I can't see that the Iranians will ever abandon their ambitions for nuclear power and subsequently rely on their oil and gas reserves for electricity generation. For them to import their nuclear fuel and abandon the domestic fuel cycle they need to turn their acquiescence to Western demands into a domestic win and they need to offset their foreign exchange losses. How a win for the Iranians is engineered can be arranged amongst the many interested parties.
Absent any moves in this direction we would most likely see a period of UN sanctions that would free the Iranian hand, initially invigorate the population, and most likely speed up development with the aim of providing a fait accompli to the Security Council and then seeking an accomodation like those offered India, Pakistan, and Israel.
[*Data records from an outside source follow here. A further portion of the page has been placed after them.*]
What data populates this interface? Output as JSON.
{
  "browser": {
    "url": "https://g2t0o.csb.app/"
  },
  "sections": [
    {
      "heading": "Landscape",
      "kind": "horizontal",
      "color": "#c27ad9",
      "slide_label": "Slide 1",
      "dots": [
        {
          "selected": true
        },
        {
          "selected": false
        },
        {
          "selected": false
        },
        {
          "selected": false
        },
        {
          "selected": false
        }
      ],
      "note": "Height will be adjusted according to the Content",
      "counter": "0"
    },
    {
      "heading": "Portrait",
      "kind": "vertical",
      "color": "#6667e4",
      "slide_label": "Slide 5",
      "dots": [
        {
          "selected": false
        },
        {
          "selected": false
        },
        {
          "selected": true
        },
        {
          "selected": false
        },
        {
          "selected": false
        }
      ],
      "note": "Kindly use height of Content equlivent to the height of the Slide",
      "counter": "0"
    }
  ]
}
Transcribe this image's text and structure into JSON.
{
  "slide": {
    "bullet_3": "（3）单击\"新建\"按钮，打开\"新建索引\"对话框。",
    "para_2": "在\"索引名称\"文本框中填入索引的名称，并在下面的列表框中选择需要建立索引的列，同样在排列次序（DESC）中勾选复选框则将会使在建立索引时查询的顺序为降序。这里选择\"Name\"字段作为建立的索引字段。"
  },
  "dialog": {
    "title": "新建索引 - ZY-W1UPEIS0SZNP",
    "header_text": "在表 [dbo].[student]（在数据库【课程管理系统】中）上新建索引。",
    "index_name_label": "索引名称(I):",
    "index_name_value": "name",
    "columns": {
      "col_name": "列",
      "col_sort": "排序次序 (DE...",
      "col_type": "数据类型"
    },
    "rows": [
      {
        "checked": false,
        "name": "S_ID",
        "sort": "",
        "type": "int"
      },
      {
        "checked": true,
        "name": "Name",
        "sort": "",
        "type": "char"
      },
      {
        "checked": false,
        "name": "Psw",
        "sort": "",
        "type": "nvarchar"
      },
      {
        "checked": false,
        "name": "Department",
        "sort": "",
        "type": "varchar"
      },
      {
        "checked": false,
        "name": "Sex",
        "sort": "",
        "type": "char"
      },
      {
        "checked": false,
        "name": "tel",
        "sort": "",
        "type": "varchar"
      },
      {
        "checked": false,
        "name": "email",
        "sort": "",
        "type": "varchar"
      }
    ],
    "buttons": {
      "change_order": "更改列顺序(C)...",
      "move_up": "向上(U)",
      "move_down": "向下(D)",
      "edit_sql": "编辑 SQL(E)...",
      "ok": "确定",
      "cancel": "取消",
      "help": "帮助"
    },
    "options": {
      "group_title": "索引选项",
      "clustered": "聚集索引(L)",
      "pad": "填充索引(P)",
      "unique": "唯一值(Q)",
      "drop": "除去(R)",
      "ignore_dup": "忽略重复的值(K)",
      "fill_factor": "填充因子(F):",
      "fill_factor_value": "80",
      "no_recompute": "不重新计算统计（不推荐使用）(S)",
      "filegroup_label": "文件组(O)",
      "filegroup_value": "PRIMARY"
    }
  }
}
If the Bush Administration holds to the line that Iran abandon all of its plans for nuclear power, Iran will face a future a few decades out in which all of it's oil will be needed for domestic consumption, and it's already decreasing GDP/capita figures will really hit the basement. That's structural economic suicide for the Iranians (not that the Theocracy hasn't speeded them on their way.) Such a strong demand sets us up for a confrontation for I can't see the Iranians slitting their own throats.
Perhaps a more fruitful path can be followed by the US adopting a strategy of stalling Iranian progress while at the same time massively undermining the Iranian government. During the run-up to the Iraq War we were able to buy off Iraqi generals and other top officers. What we need is a regime change in Iran, a popular uprising and we need to provide the incentives (bribes) to initiate the process. Further, if the Mullahs are deposed, we need to provide favorable trade terms, or even trade assistance, so that the Iranians can diversify their economy away from oil and link the aid and cooperation to the importing of the nuclear fuel and the complete abandonment of the fuel cycle infrastructure. Afterall, when Iran was under the rule of the Shah, we had no issues with the prospect of 20 nuclear plants operating within Iran.
The Iranian nuclear problem really lies with the Mullah's weapons ambitions and what they will do with the bomb considering their biligerant foreign policy and active sponsorship of terrorism. The power plants are inevitable and if we demand their abandonment then we're on the path to war. We need to surgically target the real problem - the Mullahs.